(Dataset rows for apps and sites)
BEGIN
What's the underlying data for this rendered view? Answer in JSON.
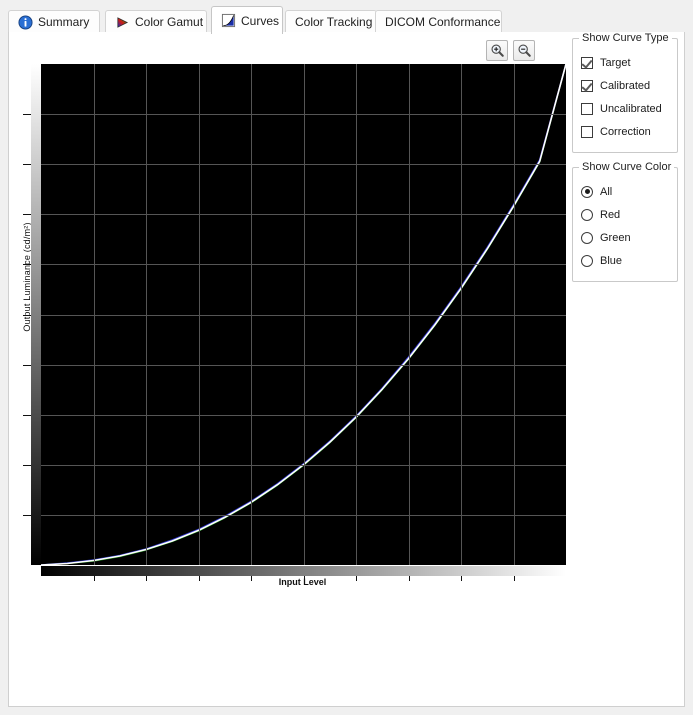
{
  "window": {
    "background": "#f0f0f0",
    "panel_background": "#ffffff"
  },
  "tabs": [
    {
      "label": "Summary",
      "icon": "info-icon",
      "selected": false
    },
    {
      "label": "Color Gamut",
      "icon": "gamut-triangle-icon",
      "selected": false
    },
    {
      "label": "Curves",
      "icon": "curve-graph-icon",
      "selected": true
    },
    {
      "label": "Color Tracking",
      "icon": "none",
      "selected": false
    },
    {
      "label": "DICOM Conformance",
      "icon": "none",
      "selected": false
    }
  ],
  "toolbar": {
    "zoom_in": {
      "label": "Zoom In",
      "icon": "zoom-in-icon"
    },
    "zoom_out": {
      "label": "Zoom Out",
      "icon": "zoom-out-icon"
    }
  },
  "options": {
    "curve_type": {
      "title": "Show Curve Type",
      "items": [
        {
          "label": "Target",
          "checked": true
        },
        {
          "label": "Calibrated",
          "checked": true
        },
        {
          "label": "Uncalibrated",
          "checked": false
        },
        {
          "label": "Correction",
          "checked": false
        }
      ]
    },
    "curve_color": {
      "title": "Show Curve Color",
      "selected": "All",
      "items": [
        {
          "label": "All",
          "selected": true
        },
        {
          "label": "Red",
          "selected": false
        },
        {
          "label": "Green",
          "selected": false
        },
        {
          "label": "Blue",
          "selected": false
        }
      ]
    }
  },
  "chart_data": {
    "type": "line",
    "title": "",
    "xlabel": "Input Level",
    "ylabel": "Output Luminance (cd/m²)",
    "xlim": [
      0,
      255
    ],
    "ylim": [
      0,
      1
    ],
    "grid": true,
    "grid_color": "#555555",
    "plot_background": "#000000",
    "x_gradient": [
      "#000000",
      "#ffffff"
    ],
    "y_gradient": [
      "#ffffff",
      "#000000"
    ],
    "x_gridlines": 9,
    "y_gridlines": 9,
    "legend": "none",
    "x_normalized": [
      0,
      0.05,
      0.1,
      0.15,
      0.2,
      0.25,
      0.3,
      0.35,
      0.4,
      0.45,
      0.5,
      0.55,
      0.6,
      0.65,
      0.7,
      0.75,
      0.8,
      0.85,
      0.9,
      0.95,
      1.0
    ],
    "series": [
      {
        "name": "Target",
        "color": "#ffffff",
        "values": [
          0.0,
          0.003,
          0.009,
          0.018,
          0.031,
          0.048,
          0.069,
          0.095,
          0.125,
          0.16,
          0.2,
          0.245,
          0.295,
          0.351,
          0.412,
          0.479,
          0.552,
          0.631,
          0.716,
          0.806,
          1.0
        ]
      },
      {
        "name": "Calibrated Red",
        "color": "#d02020",
        "values": [
          0.0,
          0.003,
          0.009,
          0.018,
          0.031,
          0.049,
          0.07,
          0.096,
          0.126,
          0.161,
          0.201,
          0.246,
          0.296,
          0.352,
          0.414,
          0.481,
          0.554,
          0.633,
          0.718,
          0.808,
          1.0
        ]
      },
      {
        "name": "Calibrated Green",
        "color": "#20a020",
        "values": [
          0.0,
          0.003,
          0.008,
          0.017,
          0.03,
          0.047,
          0.068,
          0.094,
          0.124,
          0.159,
          0.199,
          0.244,
          0.294,
          0.35,
          0.411,
          0.478,
          0.551,
          0.63,
          0.715,
          0.805,
          1.0
        ]
      },
      {
        "name": "Calibrated Blue",
        "color": "#3040e0",
        "values": [
          0.0,
          0.004,
          0.01,
          0.019,
          0.032,
          0.05,
          0.071,
          0.097,
          0.127,
          0.162,
          0.202,
          0.247,
          0.297,
          0.353,
          0.415,
          0.482,
          0.555,
          0.634,
          0.719,
          0.809,
          1.0
        ]
      }
    ]
  }
}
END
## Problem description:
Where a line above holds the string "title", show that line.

## Answer space:
      "title": "Show Curve Type",
      "title": "Show Curve Color",
    "title": "",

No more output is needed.